Speaker's Role

To better understand what the Speaker of the Assembly does, it’s important to look at his or her powers and responsibilities; and for whom he or she works.

The Speaker's powers and duties

The Speaker is the highest ranking officer of the Assembly, and is elected by the Assembly Members usually at the beginning of each two-year legislative session. The Speaker or his or her designee presides over Floor Session.

The Speaker is charged with the overall management and supervision of the Assembly. She or he appoints members to all committees and subcommittees of the Assembly, allocates funds, staffing, and other resources for the effective operation of the House, and establishes committee schedules. The Speaker’s powers and duties are established by the Assembly Rules Committee.

Who does the Speaker work for?

The Speaker of the California Assembly, in effect, is responsible to three separate constituencies. First are the people in the Speaker’s Assembly District; second, the people of the entire state, as a Speaker is a statewide political figure and leader, and, finally, to the membership of the Assembly who have elected him or her to the position of leadership. In addition, the Speaker is the liaison between the Assembly and the major leaders of the state and the federal administration in Washington.

To fulfill these obligations, it is necessary that the Speaker maintain a staff of wide and varied talents and backgrounds. The staff, with clerical support, consists of consultants with expertise in areas of concern to all Californians, e.g., agriculture, labor, education, health care, etc., who are charged with everything from research to aiding Members of the Legislature in their issue areas. They must brief the Speaker and prepare resource material for the many occasions when she or he addresses various groups and citizens throughout the state. The Speaker’s office also has a staff person who acts as a liaison with the media.

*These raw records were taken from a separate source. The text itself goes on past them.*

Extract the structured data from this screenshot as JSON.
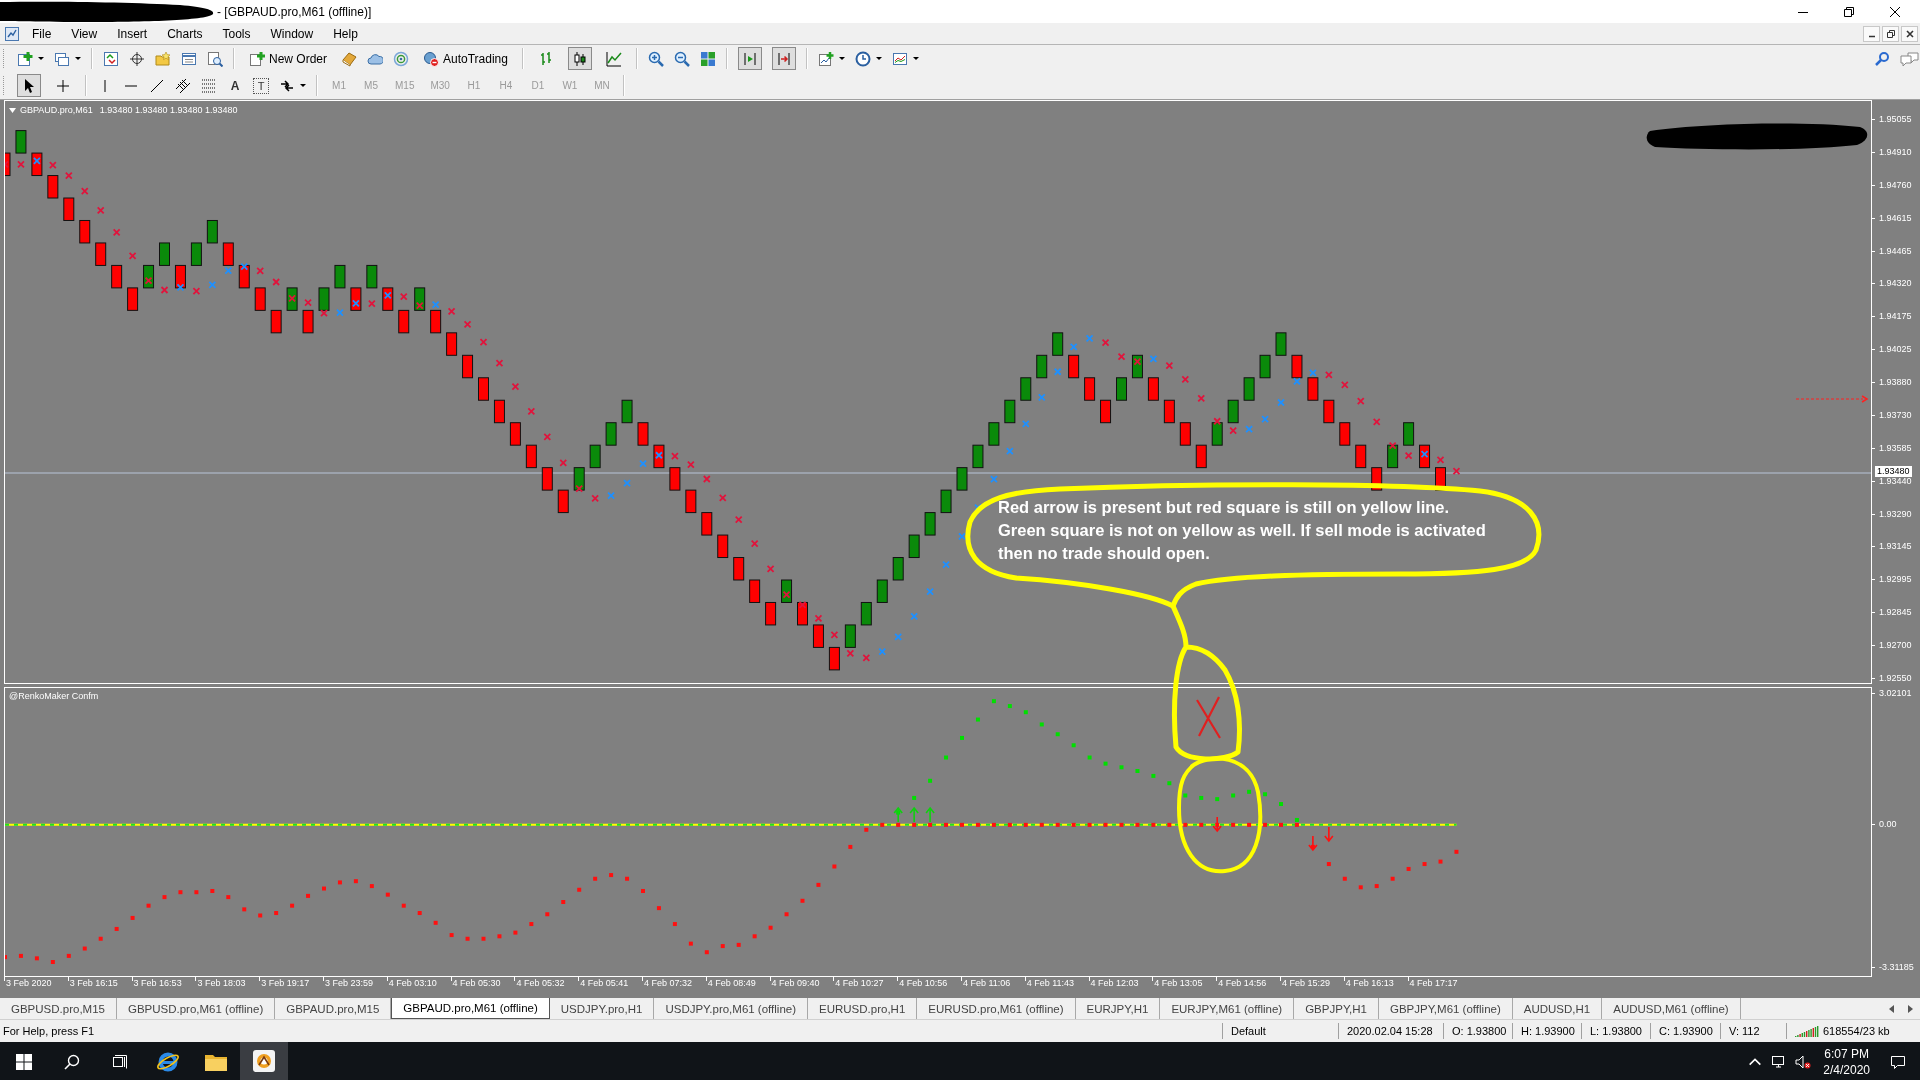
{
  "window": {
    "title": "- [GBPAUD.pro,M61 (offline)]"
  },
  "menu": [
    "File",
    "View",
    "Insert",
    "Charts",
    "Tools",
    "Window",
    "Help"
  ],
  "toolbar": {
    "new_order": "New Order",
    "autotrading": "AutoTrading",
    "chart_types": [
      {
        "selected": false
      },
      {
        "selected": true
      },
      {
        "selected": false
      }
    ],
    "chart_shift": {
      "on": true
    },
    "auto_scroll": {
      "on": true
    }
  },
  "drawing_toolbar": {
    "pointers": [
      {
        "selected": true
      },
      {
        "selected": false
      }
    ],
    "text_tool": "A",
    "label_tool": "T",
    "timeframes": [
      {
        "label": "M1",
        "disabled": true
      },
      {
        "label": "M5",
        "disabled": true
      },
      {
        "label": "M15",
        "disabled": true
      },
      {
        "label": "M30",
        "disabled": true
      },
      {
        "label": "H1",
        "disabled": true
      },
      {
        "label": "H4",
        "disabled": true
      },
      {
        "label": "D1",
        "disabled": true
      },
      {
        "label": "W1",
        "disabled": true
      },
      {
        "label": "MN",
        "disabled": true
      }
    ]
  },
  "chart": {
    "symbol": "GBPAUD.pro,M61",
    "ohlc": "1.93480 1.93480 1.93480 1.93480",
    "price_axis": [
      "1.95055",
      "1.94910",
      "1.94760",
      "1.94615",
      "1.94465",
      "1.94320",
      "1.94175",
      "1.94025",
      "1.93880",
      "1.93730",
      "1.93585",
      "1.93440",
      "1.93290",
      "1.93145",
      "1.92995",
      "1.92845",
      "1.92700",
      "1.92550"
    ],
    "current_price": "1.93480"
  },
  "indicator": {
    "name": "@RenkoMaker Confm",
    "axis": [
      "3.02101",
      "0.00",
      "-3.31185"
    ]
  },
  "time_axis": [
    "3 Feb 2020",
    "3 Feb 16:15",
    "3 Feb 16:53",
    "3 Feb 18:03",
    "3 Feb 19:17",
    "3 Feb 23:59",
    "4 Feb 03:10",
    "4 Feb 05:30",
    "4 Feb 05:32",
    "4 Feb 05:41",
    "4 Feb 07:32",
    "4 Feb 08:49",
    "4 Feb 09:40",
    "4 Feb 10:27",
    "4 Feb 10:56",
    "4 Feb 11:06",
    "4 Feb 11:43",
    "4 Feb 12:03",
    "4 Feb 13:05",
    "4 Feb 14:56",
    "4 Feb 15:29",
    "4 Feb 16:13",
    "4 Feb 17:17"
  ],
  "annotation": {
    "lines": [
      "Red arrow is present but red square is still on yellow line.",
      "Green square is not on yellow as well. If sell mode is activated",
      "then no trade should open."
    ]
  },
  "tabs": [
    {
      "label": "GBPUSD.pro,M15",
      "selected": false
    },
    {
      "label": "GBPUSD.pro,M61 (offline)",
      "selected": false
    },
    {
      "label": "GBPAUD.pro,M15",
      "selected": false
    },
    {
      "label": "GBPAUD.pro,M61 (offline)",
      "selected": true
    },
    {
      "label": "USDJPY.pro,H1",
      "selected": false
    },
    {
      "label": "USDJPY.pro,M61 (offline)",
      "selected": false
    },
    {
      "label": "EURUSD.pro,H1",
      "selected": false
    },
    {
      "label": "EURUSD.pro,M61 (offline)",
      "selected": false
    },
    {
      "label": "EURJPY,H1",
      "selected": false
    },
    {
      "label": "EURJPY,M61 (offline)",
      "selected": false
    },
    {
      "label": "GBPJPY,H1",
      "selected": false
    },
    {
      "label": "GBPJPY,M61 (offline)",
      "selected": false
    },
    {
      "label": "AUDUSD,H1",
      "selected": false
    },
    {
      "label": "AUDUSD,M61 (offline)",
      "selected": false
    }
  ],
  "status_bar": {
    "help": "For Help, press F1",
    "profile": "Default",
    "datetime": "2020.02.04 15:28",
    "open": "O: 1.93800",
    "high": "H: 1.93900",
    "low": "L: 1.93800",
    "close": "C: 1.93900",
    "volume": "V: 112",
    "traffic": "618554/23 kb"
  },
  "taskbar": {
    "apps": [
      {
        "selected": false
      },
      {
        "selected": false
      },
      {
        "selected": true
      }
    ],
    "time": "6:07 PM",
    "date": "2/4/2020"
  }
}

In addition, the Speaker’s staff provide outreach services to help Assembly Members keep their constituents informed of legislative efforts, and involved in the legislative process.